→ **WHAT YOU HAVE TO DO**
Send back the entries exactly as they were given.

↓

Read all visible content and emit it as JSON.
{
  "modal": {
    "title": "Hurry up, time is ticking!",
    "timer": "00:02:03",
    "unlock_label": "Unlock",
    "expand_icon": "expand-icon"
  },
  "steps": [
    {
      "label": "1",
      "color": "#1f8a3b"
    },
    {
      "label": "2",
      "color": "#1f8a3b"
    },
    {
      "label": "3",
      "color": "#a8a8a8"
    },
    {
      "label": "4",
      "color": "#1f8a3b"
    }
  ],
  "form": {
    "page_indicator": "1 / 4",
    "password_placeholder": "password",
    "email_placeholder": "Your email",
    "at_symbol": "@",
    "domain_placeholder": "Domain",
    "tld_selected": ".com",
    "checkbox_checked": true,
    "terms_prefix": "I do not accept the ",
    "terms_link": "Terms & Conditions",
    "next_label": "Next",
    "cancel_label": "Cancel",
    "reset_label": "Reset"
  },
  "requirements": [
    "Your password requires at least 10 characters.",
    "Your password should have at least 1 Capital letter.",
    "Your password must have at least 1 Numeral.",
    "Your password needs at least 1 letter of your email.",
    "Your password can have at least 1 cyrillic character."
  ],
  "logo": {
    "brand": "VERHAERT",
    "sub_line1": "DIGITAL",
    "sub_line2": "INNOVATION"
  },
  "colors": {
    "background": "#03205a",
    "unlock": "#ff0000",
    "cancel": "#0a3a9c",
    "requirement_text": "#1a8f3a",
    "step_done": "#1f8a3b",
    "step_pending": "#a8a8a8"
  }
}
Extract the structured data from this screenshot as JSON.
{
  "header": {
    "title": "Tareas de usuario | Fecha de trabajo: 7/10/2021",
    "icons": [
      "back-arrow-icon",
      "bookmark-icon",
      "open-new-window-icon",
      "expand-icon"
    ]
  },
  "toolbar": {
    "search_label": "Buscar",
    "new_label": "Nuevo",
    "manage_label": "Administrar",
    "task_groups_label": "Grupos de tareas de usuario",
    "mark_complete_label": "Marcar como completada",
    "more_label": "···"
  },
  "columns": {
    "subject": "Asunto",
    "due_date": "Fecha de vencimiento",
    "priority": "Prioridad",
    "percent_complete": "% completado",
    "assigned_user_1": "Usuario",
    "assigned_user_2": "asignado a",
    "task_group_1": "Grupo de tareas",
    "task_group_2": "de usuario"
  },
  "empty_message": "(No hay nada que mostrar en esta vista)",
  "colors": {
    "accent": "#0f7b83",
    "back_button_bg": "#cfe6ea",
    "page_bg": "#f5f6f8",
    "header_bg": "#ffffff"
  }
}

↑

→ **WORKED SOLUTION**
Read all visible content and emit it as JSON.
{
  "modal": {
    "title": "Hurry up, time is ticking!",
    "timer": "00:02:03",
    "unlock_label": "Unlock",
    "expand_icon": "expand-icon"
  },
  "steps": [
    {
      "label": "1",
      "color": "#1f8a3b"
    },
    {
      "label": "2",
      "color": "#1f8a3b"
    },
    {
      "label": "3",
      "color": "#a8a8a8"
    },
    {
      "label": "4",
      "color": "#1f8a3b"
    }
  ],
  "form": {
    "page_indicator": "1 / 4",
    "password_placeholder": "password",
    "email_placeholder": "Your email",
    "at_symbol": "@",
    "domain_placeholder": "Domain",
    "tld_selected": ".com",
    "checkbox_checked": true,
    "terms_prefix": "I do not accept the ",
    "terms_link": "Terms & Conditions",
    "next_label": "Next",
    "cancel_label": "Cancel",
    "reset_label": "Reset"
  },
  "requirements": [
    "Your password requires at least 10 characters.",
    "Your password should have at least 1 Capital letter.",
    "Your password must have at least 1 Numeral.",
    "Your password needs at least 1 letter of your email.",
    "Your password can have at least 1 cyrillic character."
  ],
  "logo": {
    "brand": "VERHAERT",
    "sub_line1": "DIGITAL",
    "sub_line2": "INNOVATION"
  },
  "colors": {
    "background": "#03205a",
    "unlock": "#ff0000",
    "cancel": "#0a3a9c",
    "requirement_text": "#1a8f3a",
    "step_done": "#1f8a3b",
    "step_pending": "#a8a8a8"
  }
}
Extract the structured data from this screenshot as JSON.
{
  "header": {
    "title": "Tareas de usuario | Fecha de trabajo: 7/10/2021",
    "icons": [
      "back-arrow-icon",
      "bookmark-icon",
      "open-new-window-icon",
      "expand-icon"
    ]
  },
  "toolbar": {
    "search_label": "Buscar",
    "new_label": "Nuevo",
    "manage_label": "Administrar",
    "task_groups_label": "Grupos de tareas de usuario",
    "mark_complete_label": "Marcar como completada",
    "more_label": "···"
  },
  "columns": {
    "subject": "Asunto",
    "due_date": "Fecha de vencimiento",
    "priority": "Prioridad",
    "percent_complete": "% completado",
    "assigned_user_1": "Usuario",
    "assigned_user_2": "asignado a",
    "task_group_1": "Grupo de tareas",
    "task_group_2": "de usuario"
  },
  "empty_message": "(No hay nada que mostrar en esta vista)",
  "colors": {
    "accent": "#0f7b83",
    "back_button_bg": "#cfe6ea",
    "page_bg": "#f5f6f8",
    "header_bg": "#ffffff"
  }
}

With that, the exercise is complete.